# [ABOUT THIS EXERCISE]
Print the entire listing. Each line must match the original exactly.

# [RECORDS SHOWN]
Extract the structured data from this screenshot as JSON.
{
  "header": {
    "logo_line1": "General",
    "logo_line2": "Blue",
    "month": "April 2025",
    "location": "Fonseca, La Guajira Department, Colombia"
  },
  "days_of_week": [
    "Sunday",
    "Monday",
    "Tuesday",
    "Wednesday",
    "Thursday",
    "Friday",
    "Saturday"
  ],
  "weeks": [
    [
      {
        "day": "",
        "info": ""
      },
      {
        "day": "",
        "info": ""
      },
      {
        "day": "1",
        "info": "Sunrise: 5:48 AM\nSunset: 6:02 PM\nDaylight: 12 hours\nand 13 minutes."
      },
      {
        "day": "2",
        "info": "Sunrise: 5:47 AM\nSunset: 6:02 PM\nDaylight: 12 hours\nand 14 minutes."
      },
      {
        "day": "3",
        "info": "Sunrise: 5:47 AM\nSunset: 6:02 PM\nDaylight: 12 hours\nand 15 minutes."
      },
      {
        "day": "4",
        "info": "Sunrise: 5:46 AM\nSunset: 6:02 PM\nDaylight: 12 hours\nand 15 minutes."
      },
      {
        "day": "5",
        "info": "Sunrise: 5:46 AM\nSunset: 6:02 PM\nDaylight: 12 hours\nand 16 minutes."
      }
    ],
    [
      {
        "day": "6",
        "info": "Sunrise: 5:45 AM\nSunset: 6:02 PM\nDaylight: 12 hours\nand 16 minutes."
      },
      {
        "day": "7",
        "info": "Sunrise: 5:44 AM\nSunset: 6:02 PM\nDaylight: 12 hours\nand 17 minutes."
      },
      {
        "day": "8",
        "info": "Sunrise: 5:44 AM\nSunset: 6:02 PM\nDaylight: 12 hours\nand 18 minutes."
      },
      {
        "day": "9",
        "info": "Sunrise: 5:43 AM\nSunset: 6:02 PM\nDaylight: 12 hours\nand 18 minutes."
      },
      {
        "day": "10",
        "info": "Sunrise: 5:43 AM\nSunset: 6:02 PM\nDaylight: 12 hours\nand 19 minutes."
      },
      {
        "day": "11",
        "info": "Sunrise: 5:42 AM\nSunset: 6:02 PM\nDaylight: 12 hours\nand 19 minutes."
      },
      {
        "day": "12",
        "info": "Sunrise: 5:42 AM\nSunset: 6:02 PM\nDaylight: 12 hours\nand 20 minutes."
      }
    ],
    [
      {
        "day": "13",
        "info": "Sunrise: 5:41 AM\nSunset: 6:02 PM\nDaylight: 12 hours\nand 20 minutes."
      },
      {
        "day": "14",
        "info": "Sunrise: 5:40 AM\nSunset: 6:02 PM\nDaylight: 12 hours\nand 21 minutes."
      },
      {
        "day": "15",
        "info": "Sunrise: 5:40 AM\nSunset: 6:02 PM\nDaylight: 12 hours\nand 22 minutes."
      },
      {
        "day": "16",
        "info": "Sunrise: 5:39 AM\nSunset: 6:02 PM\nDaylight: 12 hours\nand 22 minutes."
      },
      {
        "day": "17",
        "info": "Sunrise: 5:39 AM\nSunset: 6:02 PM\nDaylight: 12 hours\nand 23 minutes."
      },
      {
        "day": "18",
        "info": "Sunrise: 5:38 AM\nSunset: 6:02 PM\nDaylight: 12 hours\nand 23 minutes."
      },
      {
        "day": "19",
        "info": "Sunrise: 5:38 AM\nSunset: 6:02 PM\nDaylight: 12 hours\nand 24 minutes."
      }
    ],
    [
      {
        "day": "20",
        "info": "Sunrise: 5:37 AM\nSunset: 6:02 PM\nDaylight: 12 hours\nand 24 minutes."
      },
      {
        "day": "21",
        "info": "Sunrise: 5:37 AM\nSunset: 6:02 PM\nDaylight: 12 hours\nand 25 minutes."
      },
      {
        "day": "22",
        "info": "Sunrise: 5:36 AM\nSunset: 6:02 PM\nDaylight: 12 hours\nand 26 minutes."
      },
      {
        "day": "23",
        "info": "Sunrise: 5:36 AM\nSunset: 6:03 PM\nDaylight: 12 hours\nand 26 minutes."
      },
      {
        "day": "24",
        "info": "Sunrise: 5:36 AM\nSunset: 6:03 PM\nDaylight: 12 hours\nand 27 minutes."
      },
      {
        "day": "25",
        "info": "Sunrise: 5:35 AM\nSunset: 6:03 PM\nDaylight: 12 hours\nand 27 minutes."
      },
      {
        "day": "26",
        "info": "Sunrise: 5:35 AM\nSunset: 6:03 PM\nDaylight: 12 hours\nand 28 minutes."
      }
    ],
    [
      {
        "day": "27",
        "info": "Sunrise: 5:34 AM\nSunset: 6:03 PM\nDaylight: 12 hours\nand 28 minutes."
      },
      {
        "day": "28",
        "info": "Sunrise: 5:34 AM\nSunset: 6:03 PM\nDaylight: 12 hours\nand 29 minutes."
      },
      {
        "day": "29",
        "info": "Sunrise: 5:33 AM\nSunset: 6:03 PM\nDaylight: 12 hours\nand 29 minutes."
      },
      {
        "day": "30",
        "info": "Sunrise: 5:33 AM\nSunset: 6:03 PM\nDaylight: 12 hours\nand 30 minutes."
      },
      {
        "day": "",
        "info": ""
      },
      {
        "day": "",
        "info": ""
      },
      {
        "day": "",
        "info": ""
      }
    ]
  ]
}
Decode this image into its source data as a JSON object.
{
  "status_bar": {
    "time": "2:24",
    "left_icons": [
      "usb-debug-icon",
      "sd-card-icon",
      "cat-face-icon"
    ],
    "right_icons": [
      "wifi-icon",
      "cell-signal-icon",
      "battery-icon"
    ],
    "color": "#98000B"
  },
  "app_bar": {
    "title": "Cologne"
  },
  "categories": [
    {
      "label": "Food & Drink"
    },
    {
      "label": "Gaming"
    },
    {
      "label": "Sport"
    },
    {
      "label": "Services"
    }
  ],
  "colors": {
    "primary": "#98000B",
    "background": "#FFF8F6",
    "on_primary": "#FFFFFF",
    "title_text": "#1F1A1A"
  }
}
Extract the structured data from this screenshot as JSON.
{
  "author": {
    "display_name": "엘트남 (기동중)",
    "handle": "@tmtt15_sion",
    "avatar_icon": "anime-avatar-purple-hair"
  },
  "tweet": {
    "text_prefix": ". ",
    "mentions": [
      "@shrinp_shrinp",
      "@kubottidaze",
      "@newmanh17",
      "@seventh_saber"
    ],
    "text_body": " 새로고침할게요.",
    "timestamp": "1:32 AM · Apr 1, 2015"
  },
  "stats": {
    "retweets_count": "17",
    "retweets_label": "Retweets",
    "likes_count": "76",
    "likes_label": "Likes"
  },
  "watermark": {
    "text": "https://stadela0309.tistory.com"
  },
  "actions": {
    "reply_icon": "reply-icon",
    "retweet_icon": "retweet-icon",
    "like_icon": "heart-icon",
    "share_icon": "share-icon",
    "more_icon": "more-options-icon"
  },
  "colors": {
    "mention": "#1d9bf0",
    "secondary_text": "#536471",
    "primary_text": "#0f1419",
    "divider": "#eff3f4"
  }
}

# [EXERCISE RESPONSE]
Extract the structured data from this screenshot as JSON.
{
  "header": {
    "logo_line1": "General",
    "logo_line2": "Blue",
    "month": "April 2025",
    "location": "Fonseca, La Guajira Department, Colombia"
  },
  "days_of_week": [
    "Sunday",
    "Monday",
    "Tuesday",
    "Wednesday",
    "Thursday",
    "Friday",
    "Saturday"
  ],
  "weeks": [
    [
      {
        "day": "",
        "info": ""
      },
      {
        "day": "",
        "info": ""
      },
      {
        "day": "1",
        "info": "Sunrise: 5:48 AM\nSunset: 6:02 PM\nDaylight: 12 hours\nand 13 minutes."
      },
      {
        "day": "2",
        "info": "Sunrise: 5:47 AM\nSunset: 6:02 PM\nDaylight: 12 hours\nand 14 minutes."
      },
      {
        "day": "3",
        "info": "Sunrise: 5:47 AM\nSunset: 6:02 PM\nDaylight: 12 hours\nand 15 minutes."
      },
      {
        "day": "4",
        "info": "Sunrise: 5:46 AM\nSunset: 6:02 PM\nDaylight: 12 hours\nand 15 minutes."
      },
      {
        "day": "5",
        "info": "Sunrise: 5:46 AM\nSunset: 6:02 PM\nDaylight: 12 hours\nand 16 minutes."
      }
    ],
    [
      {
        "day": "6",
        "info": "Sunrise: 5:45 AM\nSunset: 6:02 PM\nDaylight: 12 hours\nand 16 minutes."
      },
      {
        "day": "7",
        "info": "Sunrise: 5:44 AM\nSunset: 6:02 PM\nDaylight: 12 hours\nand 17 minutes."
      },
      {
        "day": "8",
        "info": "Sunrise: 5:44 AM\nSunset: 6:02 PM\nDaylight: 12 hours\nand 18 minutes."
      },
      {
        "day": "9",
        "info": "Sunrise: 5:43 AM\nSunset: 6:02 PM\nDaylight: 12 hours\nand 18 minutes."
      },
      {
        "day": "10",
        "info": "Sunrise: 5:43 AM\nSunset: 6:02 PM\nDaylight: 12 hours\nand 19 minutes."
      },
      {
        "day": "11",
        "info": "Sunrise: 5:42 AM\nSunset: 6:02 PM\nDaylight: 12 hours\nand 19 minutes."
      },
      {
        "day": "12",
        "info": "Sunrise: 5:42 AM\nSunset: 6:02 PM\nDaylight: 12 hours\nand 20 minutes."
      }
    ],
    [
      {
        "day": "13",
        "info": "Sunrise: 5:41 AM\nSunset: 6:02 PM\nDaylight: 12 hours\nand 20 minutes."
      },
      {
        "day": "14",
        "info": "Sunrise: 5:40 AM\nSunset: 6:02 PM\nDaylight: 12 hours\nand 21 minutes."
      },
      {
        "day": "15",
        "info": "Sunrise: 5:40 AM\nSunset: 6:02 PM\nDaylight: 12 hours\nand 22 minutes."
      },
      {
        "day": "16",
        "info": "Sunrise: 5:39 AM\nSunset: 6:02 PM\nDaylight: 12 hours\nand 22 minutes."
      },
      {
        "day": "17",
        "info": "Sunrise: 5:39 AM\nSunset: 6:02 PM\nDaylight: 12 hours\nand 23 minutes."
      },
      {
        "day": "18",
        "info": "Sunrise: 5:38 AM\nSunset: 6:02 PM\nDaylight: 12 hours\nand 23 minutes."
      },
      {
        "day": "19",
        "info": "Sunrise: 5:38 AM\nSunset: 6:02 PM\nDaylight: 12 hours\nand 24 minutes."
      }
    ],
    [
      {
        "day": "20",
        "info": "Sunrise: 5:37 AM\nSunset: 6:02 PM\nDaylight: 12 hours\nand 24 minutes."
      },
      {
        "day": "21",
        "info": "Sunrise: 5:37 AM\nSunset: 6:02 PM\nDaylight: 12 hours\nand 25 minutes."
      },
      {
        "day": "22",
        "info": "Sunrise: 5:36 AM\nSunset: 6:02 PM\nDaylight: 12 hours\nand 26 minutes."
      },
      {
        "day": "23",
        "info": "Sunrise: 5:36 AM\nSunset: 6:03 PM\nDaylight: 12 hours\nand 26 minutes."
      },
      {
        "day": "24",
        "info": "Sunrise: 5:36 AM\nSunset: 6:03 PM\nDaylight: 12 hours\nand 27 minutes."
      },
      {
        "day": "25",
        "info": "Sunrise: 5:35 AM\nSunset: 6:03 PM\nDaylight: 12 hours\nand 27 minutes."
      },
      {
        "day": "26",
        "info": "Sunrise: 5:35 AM\nSunset: 6:03 PM\nDaylight: 12 hours\nand 28 minutes."
      }
    ],
    [
      {
        "day": "27",
        "info": "Sunrise: 5:34 AM\nSunset: 6:03 PM\nDaylight: 12 hours\nand 28 minutes."
      },
      {
        "day": "28",
        "info": "Sunrise: 5:34 AM\nSunset: 6:03 PM\nDaylight: 12 hours\nand 29 minutes."
      },
      {
        "day": "29",
        "info": "Sunrise: 5:33 AM\nSunset: 6:03 PM\nDaylight: 12 hours\nand 29 minutes."
      },
      {
        "day": "30",
        "info": "Sunrise: 5:33 AM\nSunset: 6:03 PM\nDaylight: 12 hours\nand 30 minutes."
      },
      {
        "day": "",
        "info": ""
      },
      {
        "day": "",
        "info": ""
      },
      {
        "day": "",
        "info": ""
      }
    ]
  ]
}
Decode this image into its source data as a JSON object.
{
  "status_bar": {
    "time": "2:24",
    "left_icons": [
      "usb-debug-icon",
      "sd-card-icon",
      "cat-face-icon"
    ],
    "right_icons": [
      "wifi-icon",
      "cell-signal-icon",
      "battery-icon"
    ],
    "color": "#98000B"
  },
  "app_bar": {
    "title": "Cologne"
  },
  "categories": [
    {
      "label": "Food & Drink"
    },
    {
      "label": "Gaming"
    },
    {
      "label": "Sport"
    },
    {
      "label": "Services"
    }
  ],
  "colors": {
    "primary": "#98000B",
    "background": "#FFF8F6",
    "on_primary": "#FFFFFF",
    "title_text": "#1F1A1A"
  }
}
Extract the structured data from this screenshot as JSON.
{
  "author": {
    "display_name": "엘트남 (기동중)",
    "handle": "@tmtt15_sion",
    "avatar_icon": "anime-avatar-purple-hair"
  },
  "tweet": {
    "text_prefix": ". ",
    "mentions": [
      "@shrinp_shrinp",
      "@kubottidaze",
      "@newmanh17",
      "@seventh_saber"
    ],
    "text_body": " 새로고침할게요.",
    "timestamp": "1:32 AM · Apr 1, 2015"
  },
  "stats": {
    "retweets_count": "17",
    "retweets_label": "Retweets",
    "likes_count": "76",
    "likes_label": "Likes"
  },
  "watermark": {
    "text": "https://stadela0309.tistory.com"
  },
  "actions": {
    "reply_icon": "reply-icon",
    "retweet_icon": "retweet-icon",
    "like_icon": "heart-icon",
    "share_icon": "share-icon",
    "more_icon": "more-options-icon"
  },
  "colors": {
    "mention": "#1d9bf0",
    "secondary_text": "#536471",
    "primary_text": "#0f1419",
    "divider": "#eff3f4"
  }
}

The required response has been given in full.